(Illustration: Aubrey Beardsley, The Scarlet Pastorale)
I'm currently re-reading these novels (in the handy SF Masterworks omnibus edition) and am again discovering just what a fine writer Moorcock at his best is. His swords-and-sorcery, with the exception of Elric, has always been a little hit-and-miss for me, but it's his so-called literary fiction and his non-traditional fantasy that impress me the most. Along with the freaked-out Jerry Cornelius novels, this trilogy stands among his most original, subversive, satirical and flat-out fantastic work.
It's Moorcock's on take on a dying earth milieu, filtered through a Decadent lens. The immortal and nearly omnipotent denizens of the end of time vie with each other in coming out with ever more elaborate fads, crazes and parties, recreating past epochs in various highly anachronistic ways and indulging in every pleasure - and pain - known to living beings. One of them, Jherek Carnelian, decides to try and revive the ancient mysteries of 'virtue' only to be diverted into another archaic spasm, 'love' by the arrival of a time traveller from the 19th century.

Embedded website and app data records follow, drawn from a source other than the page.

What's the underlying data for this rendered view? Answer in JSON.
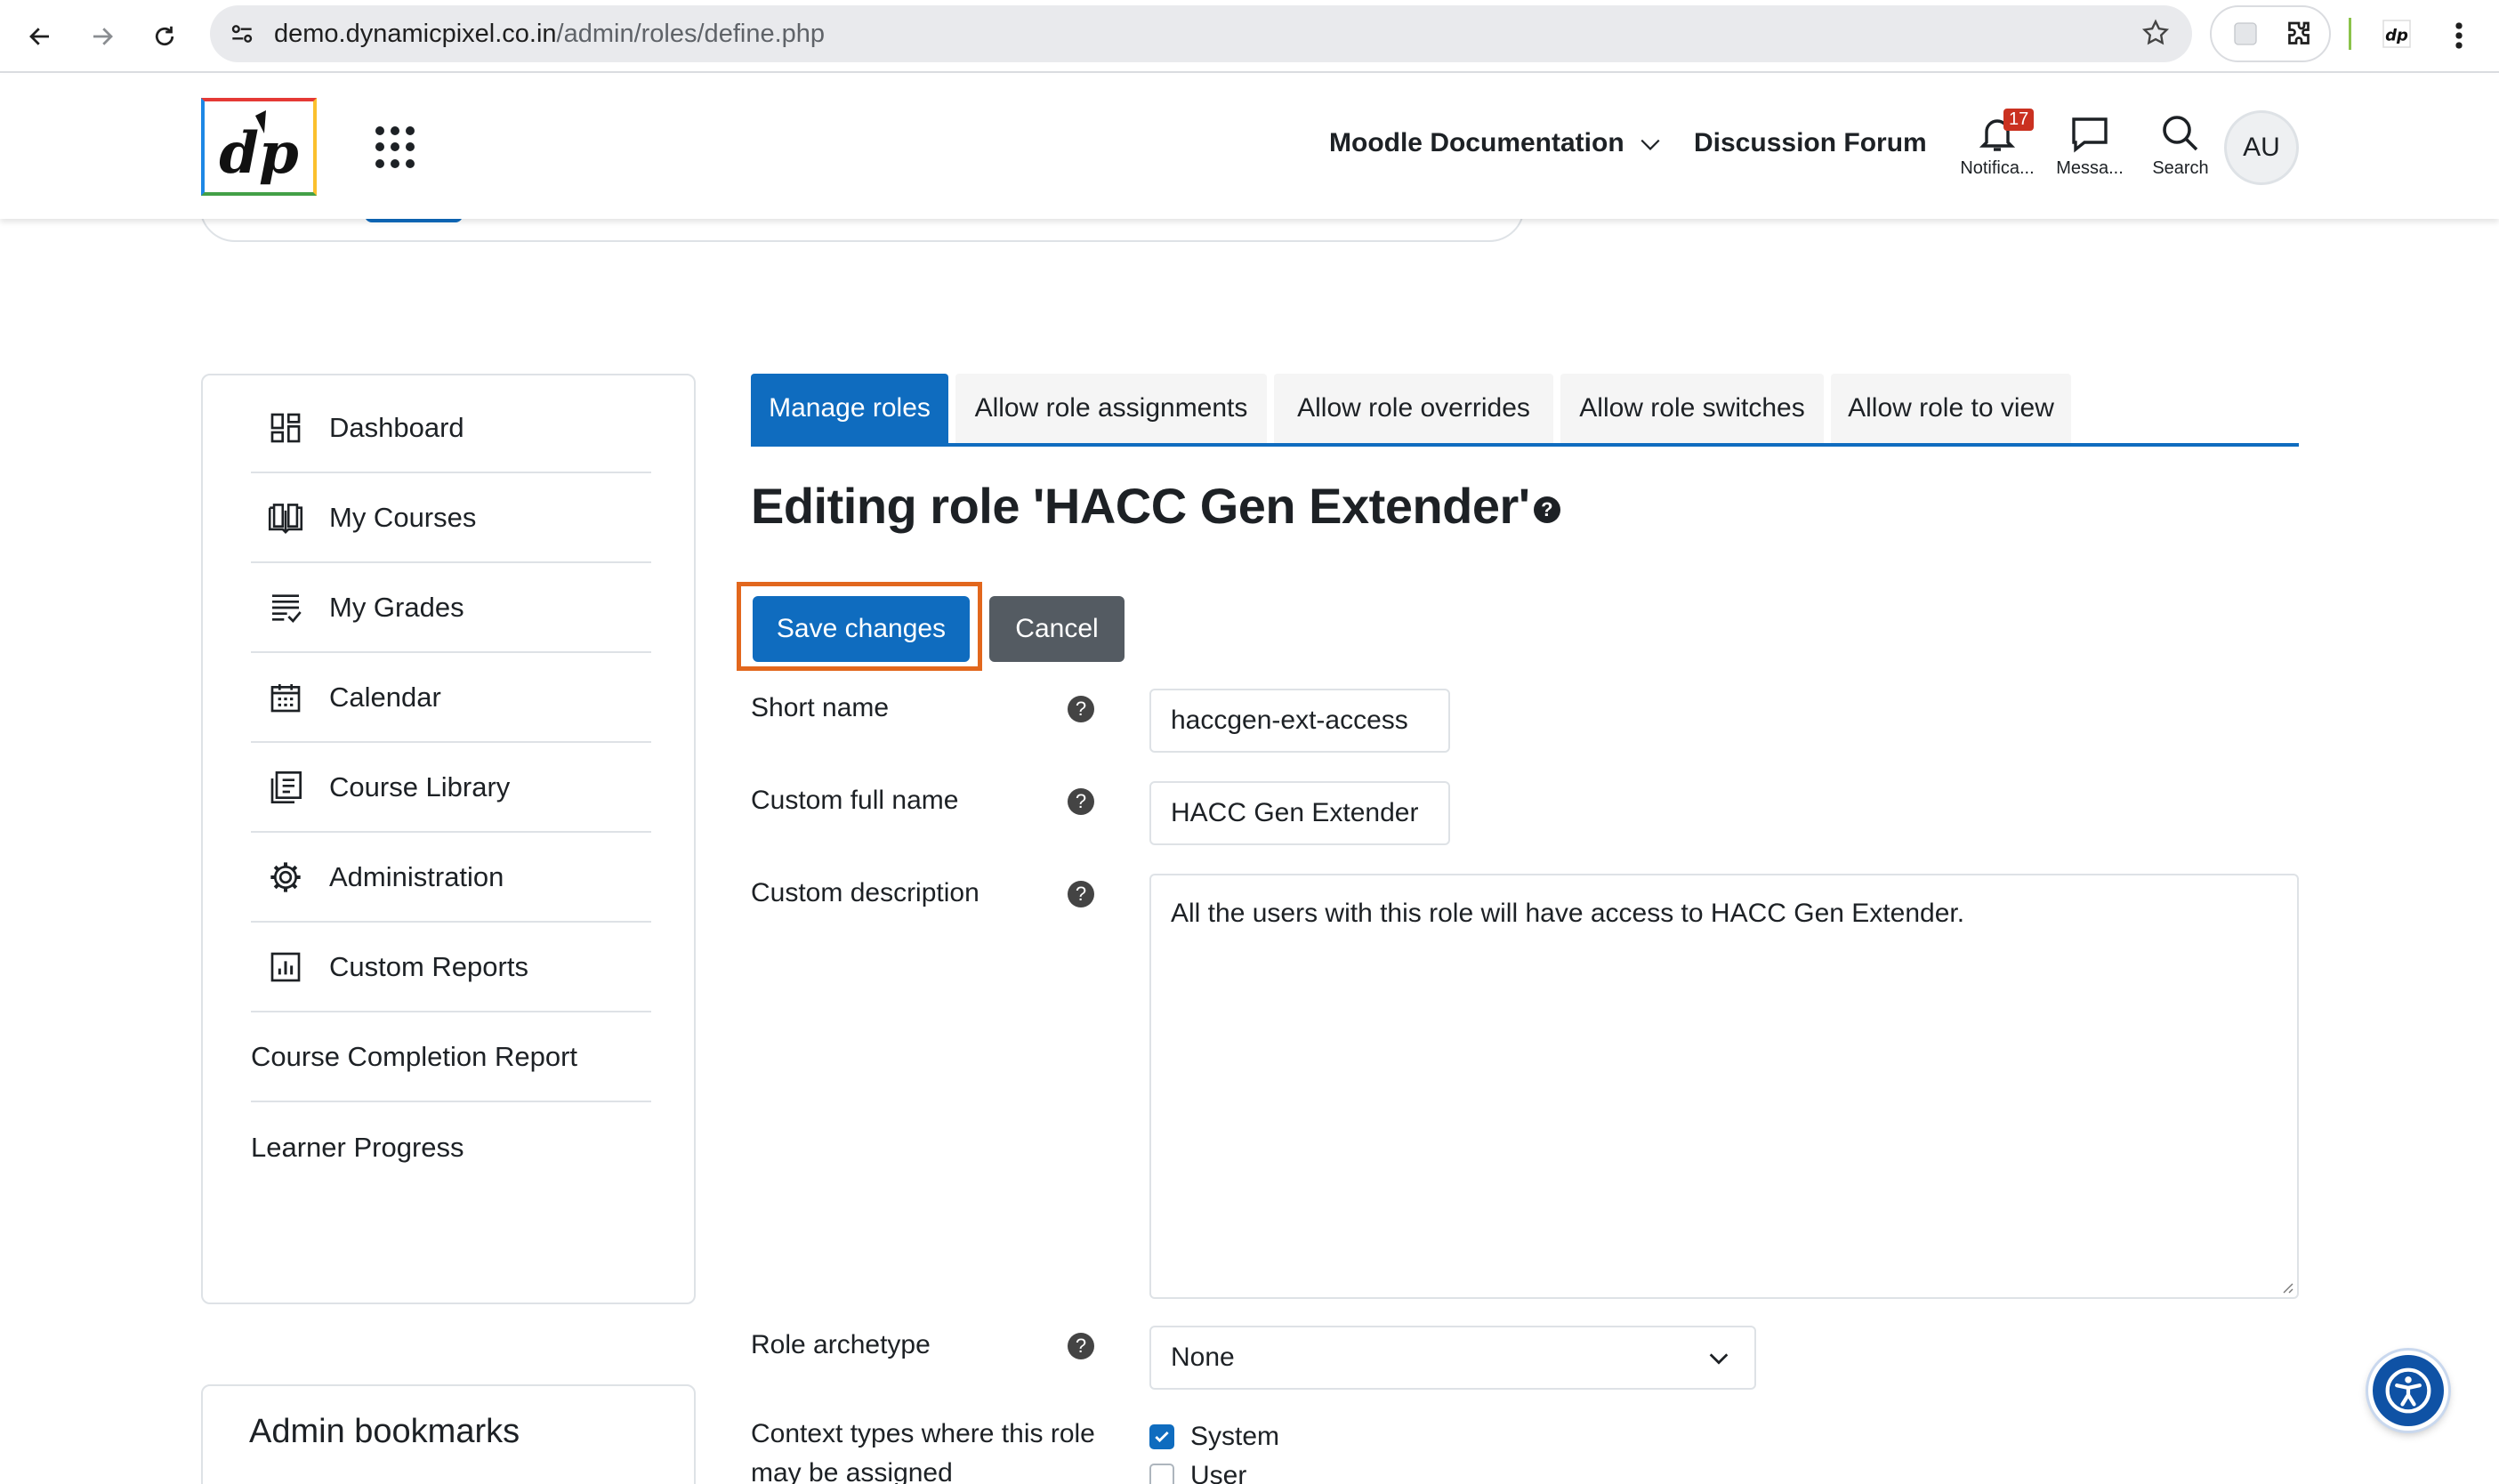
{
  "browser": {
    "url_host": "demo.dynamicpixel.co.in",
    "url_path": "/admin/roles/define.php"
  },
  "navbar": {
    "links": [
      "Moodle Documentation",
      "Discussion Forum"
    ],
    "notifications_label": "Notifica...",
    "notifications_count": "17",
    "messages_label": "Messa...",
    "search_label": "Search",
    "avatar_initials": "AU"
  },
  "sidebar": {
    "items": [
      {
        "label": "Dashboard",
        "icon": "dashboard-icon"
      },
      {
        "label": "My Courses",
        "icon": "book-icon"
      },
      {
        "label": "My Grades",
        "icon": "grades-list-icon"
      },
      {
        "label": "Calendar",
        "icon": "calendar-icon"
      },
      {
        "label": "Course Library",
        "icon": "library-icon"
      },
      {
        "label": "Administration",
        "icon": "gear-icon"
      },
      {
        "label": "Custom Reports",
        "icon": "report-chart-icon"
      },
      {
        "label": "Course Completion Report",
        "icon": ""
      },
      {
        "label": "Learner Progress",
        "icon": ""
      }
    ],
    "bookmarks_title": "Admin bookmarks"
  },
  "tabs": [
    {
      "label": "Manage roles",
      "active": true
    },
    {
      "label": "Allow role assignments",
      "active": false
    },
    {
      "label": "Allow role overrides",
      "active": false
    },
    {
      "label": "Allow role switches",
      "active": false
    },
    {
      "label": "Allow role to view",
      "active": false
    }
  ],
  "page": {
    "title": "Editing role 'HACC Gen Extender'",
    "help_glyph": "?"
  },
  "actions": {
    "save_label": "Save changes",
    "cancel_label": "Cancel"
  },
  "form": {
    "short_name_label": "Short name",
    "short_name_value": "haccgen-ext-access",
    "full_name_label": "Custom full name",
    "full_name_value": "HACC Gen Extender",
    "description_label": "Custom description",
    "description_value": "All the users with this role will have access to HACC Gen Extender.",
    "archetype_label": "Role archetype",
    "archetype_value": "None",
    "context_label_line1": "Context types where this role",
    "context_label_line2": "may be assigned",
    "contexts": [
      {
        "label": "System",
        "checked": true
      },
      {
        "label": "User",
        "checked": false
      }
    ]
  },
  "colors": {
    "primary": "#0f6cbf",
    "secondary": "#545b62",
    "focus": "#e2671d",
    "badge": "#ca3120"
  }
}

The sheer fertility of Moorcock's imagination, the vividness of his descriptions, the variety and sting of his satirical barbs and the sparkling dialogue indulged in by his endtime decadents all make these books an absolute delight. I suspect they'd leave readers expecting some sort of epic fantasy or SF a little nonplussed, but for the reader with no expectations except brilliance, these books may just be the ticket.